De Both 1Mitchell De BothProf. DiSarroENG10314 November 2010 King Kong, the King of the Jungle Beer “A 1996 survey of children ages nine to eleven found that children weremore familiar with Budweiser’s television frogs than with Kellogg’s Tony the Tiger,the Mighty Morphin’ Power Rangers, or Smokey the Bear” (Leiber, par. 4).Alcohol is one of the most advertised products worldwide. The advertisementscan be seen at least once while flipping through the television, through amagazine, and in movies. As most Americans know, while watching the SuperBowl, alcohol ads flood the sports new stations. But why do they choose theadvertise at the Super Bowl? Maybe advertisers choose the Super Bowlbecause of the mass amounts of people watching, or maybe the generalpopulation watching the football game is primarily men? Advertisers in generalare emotionally connecting to their audiences, using colors to support theirclaims, and creating illusions that promote their service or product. But why doesthis matter? Why should we care? We need to understand what advertisers aredoing to persuade us into spending our money. We fall for the illusionistic claimswe perceive as truth because the television says so. We must understand themessages aren’t always truth and what the advertising companies fool us intobelieving.

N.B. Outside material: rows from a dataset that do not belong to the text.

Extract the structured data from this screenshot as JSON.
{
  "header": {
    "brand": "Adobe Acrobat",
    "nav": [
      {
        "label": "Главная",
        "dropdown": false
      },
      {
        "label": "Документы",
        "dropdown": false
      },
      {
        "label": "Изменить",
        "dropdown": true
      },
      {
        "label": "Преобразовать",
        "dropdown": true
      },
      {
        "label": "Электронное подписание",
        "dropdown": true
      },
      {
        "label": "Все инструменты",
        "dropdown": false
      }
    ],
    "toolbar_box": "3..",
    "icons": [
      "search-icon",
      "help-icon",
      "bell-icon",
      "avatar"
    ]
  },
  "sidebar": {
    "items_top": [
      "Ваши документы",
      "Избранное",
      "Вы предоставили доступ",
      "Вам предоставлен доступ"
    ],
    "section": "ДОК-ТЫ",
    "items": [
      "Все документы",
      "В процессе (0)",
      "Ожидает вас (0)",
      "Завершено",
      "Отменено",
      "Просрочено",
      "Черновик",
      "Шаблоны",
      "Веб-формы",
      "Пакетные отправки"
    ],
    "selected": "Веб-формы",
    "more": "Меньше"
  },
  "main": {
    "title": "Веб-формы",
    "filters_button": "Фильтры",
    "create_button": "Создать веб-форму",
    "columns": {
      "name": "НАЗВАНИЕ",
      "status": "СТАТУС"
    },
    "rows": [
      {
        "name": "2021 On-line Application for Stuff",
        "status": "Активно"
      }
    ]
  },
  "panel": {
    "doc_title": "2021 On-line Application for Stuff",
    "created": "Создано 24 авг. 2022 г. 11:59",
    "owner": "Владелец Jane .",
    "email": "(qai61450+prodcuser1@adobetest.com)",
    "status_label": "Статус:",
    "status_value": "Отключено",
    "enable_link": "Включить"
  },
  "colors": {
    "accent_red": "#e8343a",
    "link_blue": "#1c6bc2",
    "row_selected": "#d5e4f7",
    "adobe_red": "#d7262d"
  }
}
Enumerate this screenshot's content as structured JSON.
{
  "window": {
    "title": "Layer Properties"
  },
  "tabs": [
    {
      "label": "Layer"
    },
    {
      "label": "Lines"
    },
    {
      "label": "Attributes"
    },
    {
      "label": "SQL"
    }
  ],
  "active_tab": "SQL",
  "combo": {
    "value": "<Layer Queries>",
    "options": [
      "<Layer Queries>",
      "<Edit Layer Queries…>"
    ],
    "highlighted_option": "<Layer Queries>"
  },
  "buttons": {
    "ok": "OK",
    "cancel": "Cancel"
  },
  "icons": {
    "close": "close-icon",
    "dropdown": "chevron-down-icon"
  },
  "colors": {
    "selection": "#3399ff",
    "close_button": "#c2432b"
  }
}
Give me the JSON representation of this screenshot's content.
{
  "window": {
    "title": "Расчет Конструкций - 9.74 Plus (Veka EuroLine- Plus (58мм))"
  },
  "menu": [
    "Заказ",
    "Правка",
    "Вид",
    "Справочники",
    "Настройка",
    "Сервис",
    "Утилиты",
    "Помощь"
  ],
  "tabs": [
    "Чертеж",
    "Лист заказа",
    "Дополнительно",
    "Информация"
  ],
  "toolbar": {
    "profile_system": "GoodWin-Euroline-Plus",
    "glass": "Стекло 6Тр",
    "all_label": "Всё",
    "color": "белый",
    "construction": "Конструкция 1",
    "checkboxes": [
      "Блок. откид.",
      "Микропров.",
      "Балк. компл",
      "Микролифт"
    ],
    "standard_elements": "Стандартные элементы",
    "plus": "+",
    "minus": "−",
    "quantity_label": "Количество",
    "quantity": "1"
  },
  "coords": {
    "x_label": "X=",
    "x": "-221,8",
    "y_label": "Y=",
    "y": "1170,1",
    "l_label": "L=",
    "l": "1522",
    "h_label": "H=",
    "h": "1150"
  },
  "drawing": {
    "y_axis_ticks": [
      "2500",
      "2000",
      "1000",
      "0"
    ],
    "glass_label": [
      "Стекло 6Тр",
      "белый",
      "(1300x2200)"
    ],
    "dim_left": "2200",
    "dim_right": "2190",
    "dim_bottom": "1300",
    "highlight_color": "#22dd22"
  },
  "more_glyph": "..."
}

De Both 2 As we take a look at the supplied Budweiser advertisement, what do youreyes make their first connection with, maybe the text, the blimp, or the giantgorilla known as King Kong? Whatever it may be, it has a message and strategicplacing. When taking a glance at the picture, King Kong is holding a beautifulwoman in a majestic setting (what I find humorous is that the creator decided notto put the planes shooting hundreds of bullets at the massive gorilla). The gorillais a sign of power and strength, the primitive man. The text tidbit, "Nothing beatssitting on top of the world with the love of your life and a cold beer… AAAhhh, itsgood to be the king," supports the visual and clearly states what the beercompanies want the viewer to think. Drink this beer and be strong, the king,have the love of a lifetime. The setting in the background further aids in creatingthe illusion the advertisers want the intended audience to fall for. Or maybe thered can and blimp stick out most. Red brings text and images to the foreground.The color red is also a color of passion, sexuality, power, and courage (QSXSoftware, par. 3). The use of colors in advertising has psychological effects onthe audience to help pull out certain emotions. Pulling out the emotionsmentioned previously seems perfect for the type of advertisement. King Kong isa gigantic, strong, feared fictional character, portrayed in this advertisement as a“man”. Not the man in today’s day and age, busy with a desk job and whatnot.He is the primitive man who is strong, ruthless, and in Budweiser’s depiction,drinks beer. The advertisement has that message saying drink our beer, andbecome more like King Kong. Sure it sounds silly, but that’s the message beingimplied.
De Both 3 When analyzing this image in context of the rhetorical triangle, King Kongis looking pretty weak. The text can be viewed as a weak logos appeal becausethe statement is claiming to be true, but there is no logical sense to it. No wayam I persuaded to believe that if I drink Budweiser beer I’ll become successful,strong, and happy in life. It might not seem quite logical, but the idea has beenput out there. Budweiser is using its famous name to help it’s credibility. Beingable to locate the name of the “King of Beer” three times throughout theadvertisement pushes it’s credibility forward. It’s almost as if Budweiser is sayingto you, “Hey, trust me. We’re Budweiser, would we lie?” Not only do they useBudweiser three times but it’s also written in blue which symbolizestrustworthiness and honesty. Maybe the emotional appeal, or pathos, captivatessome viewers. The beautiful sunset, the city skyline, the woman, they all canconvince the audience to say, "Hey that looks like a good time". The movie “KingKong” came out in the year 2005. During that time I was a freshman in highschool and it was extremely popular amongst my friends. Now when I find anadvertisement like this, it makes me wonder. Is there a connection betweenusing the movie “King Kong” and it’s audience who finds it most appealing toBudweiser Beer? And the movie “King Kong” is generally more appealing toyoung adults and teenagers. Again, why does this matter? Advertisers are usingsubjects popular to young adults and teenagers to sell their product. They aretargeting an age group that is most susceptible to alcohol use. There was a considerable amount of thought put behind this Budweiseradvertisement. Such as the use of colors, why use the giant ape known as King
De Both 4Kong, the brute holding onto a beautiful woman. All these concepts are used byadvertisers to sell a product, and to a specific age group. By use of the rhetoricaltriangle, advertisers can fully express their messages in the most intelligent,emotional, and credible ways. Next time an advertisement passes by, take alook. Look for a deeper meaning, look at all the details. There’s more to theadvertisement than what is seen in a first glance.
De Both 5 Works CitedDiffen. Blue Color Vs Red Color. N.p., 23 August 2006. Web. 11 November 2010.Leiber, L. Commercial and Character Slogan Recall by Children Aged Nine to 11 Years. Berkeley, CA: Center on Alcohol Advertising, 1996.QSX Software. Color Wheel Pro. QSX Software, n.d. Web. 22 Oct. 2010.Soren. Inspirational Quotes. N.p., 19 June 2007. Web. 22 Oct. 2010.